Problem -
Take from the material every line containing the string "Customer" and copy it.

Data shown -
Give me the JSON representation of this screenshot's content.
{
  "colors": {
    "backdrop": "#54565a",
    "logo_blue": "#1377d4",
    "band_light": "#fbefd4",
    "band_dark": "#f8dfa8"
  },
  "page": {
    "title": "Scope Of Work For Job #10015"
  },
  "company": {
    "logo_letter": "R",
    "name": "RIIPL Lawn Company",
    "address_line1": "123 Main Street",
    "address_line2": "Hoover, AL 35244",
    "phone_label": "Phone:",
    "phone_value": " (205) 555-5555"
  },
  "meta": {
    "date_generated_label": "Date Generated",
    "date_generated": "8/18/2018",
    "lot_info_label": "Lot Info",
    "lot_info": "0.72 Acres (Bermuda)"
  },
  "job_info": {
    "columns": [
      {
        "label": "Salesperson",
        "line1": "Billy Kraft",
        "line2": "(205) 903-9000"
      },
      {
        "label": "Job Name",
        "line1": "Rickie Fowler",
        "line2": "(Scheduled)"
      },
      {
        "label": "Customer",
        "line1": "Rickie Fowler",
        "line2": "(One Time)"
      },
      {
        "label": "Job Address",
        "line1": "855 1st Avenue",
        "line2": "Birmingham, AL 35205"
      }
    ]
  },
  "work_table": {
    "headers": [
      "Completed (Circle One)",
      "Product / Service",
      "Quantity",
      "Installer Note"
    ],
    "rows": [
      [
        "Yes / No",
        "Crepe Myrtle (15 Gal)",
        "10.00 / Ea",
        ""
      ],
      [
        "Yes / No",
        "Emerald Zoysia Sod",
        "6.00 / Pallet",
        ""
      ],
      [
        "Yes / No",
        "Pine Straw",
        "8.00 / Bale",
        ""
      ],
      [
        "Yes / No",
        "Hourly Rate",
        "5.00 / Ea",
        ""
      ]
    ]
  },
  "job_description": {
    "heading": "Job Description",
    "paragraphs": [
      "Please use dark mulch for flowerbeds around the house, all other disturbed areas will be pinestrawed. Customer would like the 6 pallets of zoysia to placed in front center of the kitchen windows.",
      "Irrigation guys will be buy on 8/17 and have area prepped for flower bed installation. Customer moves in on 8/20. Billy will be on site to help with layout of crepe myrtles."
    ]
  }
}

Written answer -
        "label": "Customer",
      "Please use dark mulch for flowerbeds around the house, all other disturbed areas will be pinestrawed. Customer would like the 6 pallets of zoysia to placed in front center of the kitchen windows.",
      "Irrigation guys will be buy on 8/17 and have area prepped for flower bed installation. Customer moves in on 8/20. Billy will be on site to help with layout of crepe myrtles."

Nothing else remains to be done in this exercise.